Most travelers rarely venture outside of popular destinations. And while these destinations are popular for a reason, you tend to get a more watered-down view of a country when you only visit the most promoted places.

For example, most tourists only visit Paris in France, but some of the best experiences I have had in the country were in small towns and cities that few foreign tourists venture to.

You also tend to have more memorable conversations and interactions with locals when you visit and stay in off-the-beaten-path destinations. And for me, experiences and interactions with locals are the reason I continue to travel.

More sustainable - Cooking at home

5.   Housesitters produce less waste than the standard traveler

Standard travelers produce quite a bit of waste preferring the convenience of eating out more and using single-use plastics. Hotels are extremely wasteful and produce a lot more trash than a local home. But housesitters have access to stocked kitchens and have less of a need to buy single-use plastics.

For example, when you arrive at an Airbnb, you may need to buy shampoo, body wash, cooking oil, spices, and other home essentials for your stay. At a housesit by contrast, these essentials are already provided for you.

In my experience, home and pet owners will often leave fresh vegetables, food, oil and spices in the house that housesitters can eat and use during their stay, replacing only if they run out. This not only helps cut down on your travel costs but decreases the amount of food and packaging that goes to waste.

You are also more likely to take advantage of composting and recycling when staying in a home.

6.   Housesitting is perfect for budget conscious travelers

Around 25% to 30% of most people’s travel budget goes to accommodation, so cutting this cost out completely can be a game changer. For many, travel is simply too expensive to become a reality, but housesitting presents a budget-friendly opportunity that opens the door to budget conscious solo travelers (no single supplement), couples, and families.

In London, the average nightly hotel cost is $200, so for a week-long vacation, you would pay around $1,500, higher in peak season. When you add airfare, food, activities, and transportation, this becomes a very expensive vacation! House sitting is a great choice for those on a tighter budget who still want to travel and enjoy a homely environment.

7.   Local homes produce less carbon emissions than hotels

The final reason that housesitting is a perfect sustainable alternative to standard travel accommodation is due to the fact that local homes produce fewer carbon emissions than hotels.

Hotels have a notoriously bad track record when it comes to renewable energy and green energy. Additionally, hotels use an extraordinarily large amount of energy when compared with privately owned homes. In fact, a large home uses around 10% of the energy per room that a large hotel.

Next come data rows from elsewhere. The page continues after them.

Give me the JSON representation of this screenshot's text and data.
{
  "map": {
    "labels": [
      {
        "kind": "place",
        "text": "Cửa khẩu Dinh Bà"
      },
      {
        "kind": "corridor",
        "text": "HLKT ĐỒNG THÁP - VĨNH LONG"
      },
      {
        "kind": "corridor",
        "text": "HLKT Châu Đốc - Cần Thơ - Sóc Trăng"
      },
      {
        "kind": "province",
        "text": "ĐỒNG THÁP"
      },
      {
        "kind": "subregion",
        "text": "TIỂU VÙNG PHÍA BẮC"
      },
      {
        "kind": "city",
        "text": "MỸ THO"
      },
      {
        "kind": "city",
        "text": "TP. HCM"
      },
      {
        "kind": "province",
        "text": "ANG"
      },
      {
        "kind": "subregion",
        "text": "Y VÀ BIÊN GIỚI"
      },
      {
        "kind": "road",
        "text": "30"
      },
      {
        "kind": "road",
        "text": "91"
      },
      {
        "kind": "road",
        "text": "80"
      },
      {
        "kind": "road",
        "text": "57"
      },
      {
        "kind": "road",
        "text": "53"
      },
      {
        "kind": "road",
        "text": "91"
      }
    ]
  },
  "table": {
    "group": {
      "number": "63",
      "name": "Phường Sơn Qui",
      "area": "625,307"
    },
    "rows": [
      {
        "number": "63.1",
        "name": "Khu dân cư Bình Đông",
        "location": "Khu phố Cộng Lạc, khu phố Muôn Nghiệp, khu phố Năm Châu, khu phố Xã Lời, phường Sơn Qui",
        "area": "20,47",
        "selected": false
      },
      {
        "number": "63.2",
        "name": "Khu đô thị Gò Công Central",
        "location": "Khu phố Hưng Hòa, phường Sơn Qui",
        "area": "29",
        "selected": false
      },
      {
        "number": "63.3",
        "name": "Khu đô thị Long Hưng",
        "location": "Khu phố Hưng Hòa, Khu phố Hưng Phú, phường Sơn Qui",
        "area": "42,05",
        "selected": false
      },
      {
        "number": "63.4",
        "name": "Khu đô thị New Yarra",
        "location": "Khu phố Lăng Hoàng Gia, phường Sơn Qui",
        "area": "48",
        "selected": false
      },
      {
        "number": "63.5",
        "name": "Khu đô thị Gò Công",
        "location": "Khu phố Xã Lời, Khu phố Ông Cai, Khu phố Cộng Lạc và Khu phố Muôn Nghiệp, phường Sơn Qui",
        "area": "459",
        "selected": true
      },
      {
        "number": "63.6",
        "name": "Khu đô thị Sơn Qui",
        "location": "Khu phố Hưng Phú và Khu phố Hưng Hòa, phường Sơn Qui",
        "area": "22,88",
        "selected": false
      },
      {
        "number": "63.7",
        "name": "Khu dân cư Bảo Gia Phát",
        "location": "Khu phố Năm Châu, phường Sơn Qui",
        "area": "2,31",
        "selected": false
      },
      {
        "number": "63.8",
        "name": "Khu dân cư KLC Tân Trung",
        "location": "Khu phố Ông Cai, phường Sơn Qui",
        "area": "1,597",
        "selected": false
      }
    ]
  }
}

This means you can enjoy all of the comforts of a home while having a much smaller environmental impact.

House sit with veggie plot

Why I choose to housesit (and why you should too!)

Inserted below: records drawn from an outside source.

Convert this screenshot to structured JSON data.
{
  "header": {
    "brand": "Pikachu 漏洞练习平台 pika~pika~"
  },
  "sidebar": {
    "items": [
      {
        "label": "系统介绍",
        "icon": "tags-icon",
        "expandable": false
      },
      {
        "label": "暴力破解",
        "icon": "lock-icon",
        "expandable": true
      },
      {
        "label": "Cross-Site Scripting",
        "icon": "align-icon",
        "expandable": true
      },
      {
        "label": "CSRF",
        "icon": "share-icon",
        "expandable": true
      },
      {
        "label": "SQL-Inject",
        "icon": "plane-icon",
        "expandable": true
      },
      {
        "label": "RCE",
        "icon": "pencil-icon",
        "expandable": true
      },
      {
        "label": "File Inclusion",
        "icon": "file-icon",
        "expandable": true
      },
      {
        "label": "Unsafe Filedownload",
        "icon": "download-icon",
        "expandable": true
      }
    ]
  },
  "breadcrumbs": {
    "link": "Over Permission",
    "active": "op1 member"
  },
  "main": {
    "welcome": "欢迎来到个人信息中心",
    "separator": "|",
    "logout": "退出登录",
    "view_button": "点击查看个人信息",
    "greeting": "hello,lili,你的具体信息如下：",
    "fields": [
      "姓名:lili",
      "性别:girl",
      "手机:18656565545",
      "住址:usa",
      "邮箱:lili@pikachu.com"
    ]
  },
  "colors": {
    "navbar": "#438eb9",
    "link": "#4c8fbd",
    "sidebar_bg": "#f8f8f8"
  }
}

Around a year ago, I made the choice to open a TrustedHousesitters account and start house sitting during my travels to save some money.

Fast forward to today, and I honestly can’t imagine going back to Airbnbs and dusty hotels. The comfort, cost-effectiveness, and lesser environmental impact of housesitting are unmatched when it comes to accommodation options.

As a digital nomad, housesitting is the perfect opportunity to have a comfortable home space to work and relax in while still being able to explore a new place.

Beyond that, you also have the peace of mind that you are making a sustainable decision which has less of a negative impact on the community. Overall, housesitting is a win-win! And as a bonus you get to enjoy the company of a pet or two, which is known to have a positive effect on well-being!

This is a guest post contribution from Lev of The Nomad Almanac
Lev is a digital nomad and self-proclaimed "slowmad" who started housesitting in 2023. He has a passion for discovering hidden gems and soaking up the culture of his host countries where he prefers to stay for several months at a time. 

Last updated on July 7th, 2024